Impurities or soluble matter can be extracted or leached from the filter cake by washing the filter cake after it has been formed. The washing medium, water or other liquor/solvent, is forced through the filter cake by pumping at a pressure slightly in excess of the terminating filter pressure. For best washing results, the filter cake should be of uniform thickness and consistency.
There are two types of washing methods practiced; simple washing and thorough washing.
In simple washing, the wash liquor is introduced to the filter in the same direction as the feed, entering directly into the slurry inlet. Simple washing is sometimes the best method to practice when there is a wide range of particle size distribution or when the frame or cake chamber is not completely filled with filter cake.
In thorough washing using recessed chamber plates, the washing liquor is fed into one of the filtrate outlet connections on the filter press and enters into the drainage area behind the cloth of the washing plate. It is then forced to flow back through the filter cloth of the wash plate, through the cake and through the filter cloth of the adjacent non-wash plate and then discharges from the non-wash plate (Refer to figure 13).
A filter using flush plates and frames set up for through washing has separate slurry feed and wash feed ports, and either the same or separated discharge ports for filtrate and wash liquor outlet. During thorough washing the slurry feed inlet and wash plate outlets are closed thus forcing the wash liquor entering the washing plates to flow back through the filter cloth, through the cake, through the cloth of the adjacent non-washing plate and discharge from the outlet of this plate (Refer to figure 14).

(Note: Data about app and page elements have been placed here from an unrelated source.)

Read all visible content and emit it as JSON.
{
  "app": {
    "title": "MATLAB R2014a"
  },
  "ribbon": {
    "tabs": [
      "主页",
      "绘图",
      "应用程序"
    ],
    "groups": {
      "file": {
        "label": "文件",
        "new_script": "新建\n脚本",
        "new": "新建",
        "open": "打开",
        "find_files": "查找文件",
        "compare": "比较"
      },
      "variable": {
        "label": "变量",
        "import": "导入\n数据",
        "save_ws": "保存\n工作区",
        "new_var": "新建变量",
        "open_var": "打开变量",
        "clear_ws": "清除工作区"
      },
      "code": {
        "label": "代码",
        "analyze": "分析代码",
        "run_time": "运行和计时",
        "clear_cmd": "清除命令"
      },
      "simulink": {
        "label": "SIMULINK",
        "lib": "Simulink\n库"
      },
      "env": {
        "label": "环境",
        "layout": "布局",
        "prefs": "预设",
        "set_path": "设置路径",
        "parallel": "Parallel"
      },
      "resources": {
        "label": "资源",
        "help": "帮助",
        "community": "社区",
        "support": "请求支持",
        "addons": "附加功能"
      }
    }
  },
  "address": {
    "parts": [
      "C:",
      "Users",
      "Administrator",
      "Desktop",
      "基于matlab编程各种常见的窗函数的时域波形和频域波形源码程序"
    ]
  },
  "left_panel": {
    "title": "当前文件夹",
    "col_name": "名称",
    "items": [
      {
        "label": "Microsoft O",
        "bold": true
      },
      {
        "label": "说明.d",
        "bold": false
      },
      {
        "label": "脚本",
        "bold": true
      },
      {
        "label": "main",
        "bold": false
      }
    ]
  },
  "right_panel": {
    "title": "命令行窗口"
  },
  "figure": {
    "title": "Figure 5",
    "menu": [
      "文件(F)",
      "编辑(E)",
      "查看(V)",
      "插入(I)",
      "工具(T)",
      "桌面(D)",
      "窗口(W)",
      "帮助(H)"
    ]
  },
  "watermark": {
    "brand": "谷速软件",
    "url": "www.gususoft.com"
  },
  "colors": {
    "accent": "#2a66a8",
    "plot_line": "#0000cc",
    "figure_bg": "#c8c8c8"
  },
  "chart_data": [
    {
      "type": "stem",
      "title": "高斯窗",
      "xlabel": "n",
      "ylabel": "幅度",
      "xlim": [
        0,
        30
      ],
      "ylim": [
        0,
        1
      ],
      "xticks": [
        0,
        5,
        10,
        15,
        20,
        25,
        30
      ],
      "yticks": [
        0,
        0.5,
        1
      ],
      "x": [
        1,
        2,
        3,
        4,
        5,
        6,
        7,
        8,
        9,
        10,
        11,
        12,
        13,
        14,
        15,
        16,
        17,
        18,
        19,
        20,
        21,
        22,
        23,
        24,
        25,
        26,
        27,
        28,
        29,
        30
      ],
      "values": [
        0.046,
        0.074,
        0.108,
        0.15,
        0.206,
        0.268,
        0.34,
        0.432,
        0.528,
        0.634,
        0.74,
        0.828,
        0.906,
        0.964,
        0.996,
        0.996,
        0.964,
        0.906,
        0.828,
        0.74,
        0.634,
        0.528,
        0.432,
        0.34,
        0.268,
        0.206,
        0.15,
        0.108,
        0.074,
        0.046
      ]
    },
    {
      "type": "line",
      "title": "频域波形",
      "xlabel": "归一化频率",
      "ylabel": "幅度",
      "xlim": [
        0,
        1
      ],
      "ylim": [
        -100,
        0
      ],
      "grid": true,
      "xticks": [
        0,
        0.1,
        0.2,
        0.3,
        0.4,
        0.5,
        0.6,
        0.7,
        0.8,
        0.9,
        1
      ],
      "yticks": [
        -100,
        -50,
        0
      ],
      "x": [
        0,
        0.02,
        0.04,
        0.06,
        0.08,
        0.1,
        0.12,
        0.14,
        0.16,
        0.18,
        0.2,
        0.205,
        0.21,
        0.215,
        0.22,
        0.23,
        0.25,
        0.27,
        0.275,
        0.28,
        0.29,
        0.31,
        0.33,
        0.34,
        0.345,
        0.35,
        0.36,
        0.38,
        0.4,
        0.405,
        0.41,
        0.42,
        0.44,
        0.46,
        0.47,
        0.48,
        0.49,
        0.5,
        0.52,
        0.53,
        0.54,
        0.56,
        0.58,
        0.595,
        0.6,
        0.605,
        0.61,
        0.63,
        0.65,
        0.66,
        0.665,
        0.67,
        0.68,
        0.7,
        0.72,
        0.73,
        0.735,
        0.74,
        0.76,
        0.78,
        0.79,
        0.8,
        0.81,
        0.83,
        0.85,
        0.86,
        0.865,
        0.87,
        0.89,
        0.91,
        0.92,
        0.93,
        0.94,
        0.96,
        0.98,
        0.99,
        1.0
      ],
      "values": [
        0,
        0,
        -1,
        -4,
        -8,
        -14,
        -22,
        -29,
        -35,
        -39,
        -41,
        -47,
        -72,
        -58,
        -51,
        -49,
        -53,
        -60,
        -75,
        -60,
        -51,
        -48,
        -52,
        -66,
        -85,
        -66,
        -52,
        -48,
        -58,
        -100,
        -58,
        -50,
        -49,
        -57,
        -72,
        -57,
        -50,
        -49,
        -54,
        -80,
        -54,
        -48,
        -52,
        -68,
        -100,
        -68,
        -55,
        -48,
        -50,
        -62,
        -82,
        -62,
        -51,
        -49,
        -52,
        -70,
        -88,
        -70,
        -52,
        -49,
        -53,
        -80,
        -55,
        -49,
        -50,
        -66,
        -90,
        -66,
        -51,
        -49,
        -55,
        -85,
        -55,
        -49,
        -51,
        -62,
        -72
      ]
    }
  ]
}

Blowing the filter cake with air or some other gas can be used to reduce the free moisture retained in the filter cake or in the filtrate outlet channels. As in the washing operation, air blowing can be accomplished either by simple blowing or thorough blowing.
Wash plates are normally marked by three buttons on the upper outside corner or with one button in the non-wash plates. In a plate and frame style filter, the cake frame is marked with a two-button designation.
- Cake Discharge Chutes
- Dumper Boxes
- Screw and Belt Conveyors
- Membrane Squeeze Skids
- Feed Pump Skids
- Cake Wash Skids - Water and Acid
- Stainless Steel Filter Presses
- Stainless Steel Clad Filter Presses
- Splash Drapes
- Safety Guards
- Trailer Mounted units
- 304/316 Stainless Steel
- Ductile Iron
- Cast Iron
- 100 PSI and 225 PSI filtration pressures
- Sidebar and Overhead design
- Plate and Frame
- Recessed Plate
- Recessed Membrane Plates
- Recessed Mix-Pack Membrane
- Filter Media - Polypropylene, Polyester, Nylon, Cotton
- Manual Press Closure
- Electro/Hydraulic Closure
- Semi-automatic Pneumatic Cylinder Plate Shifting
- Fully-automatic Hydraulic Plate Shifting
- Manual Lift Out Trays
- Infra-Red Light Curtains
- Trip Wires/Pendant Stations
- Portable Hand Held Cloth Washers
- Automatic Cake Discharge Presse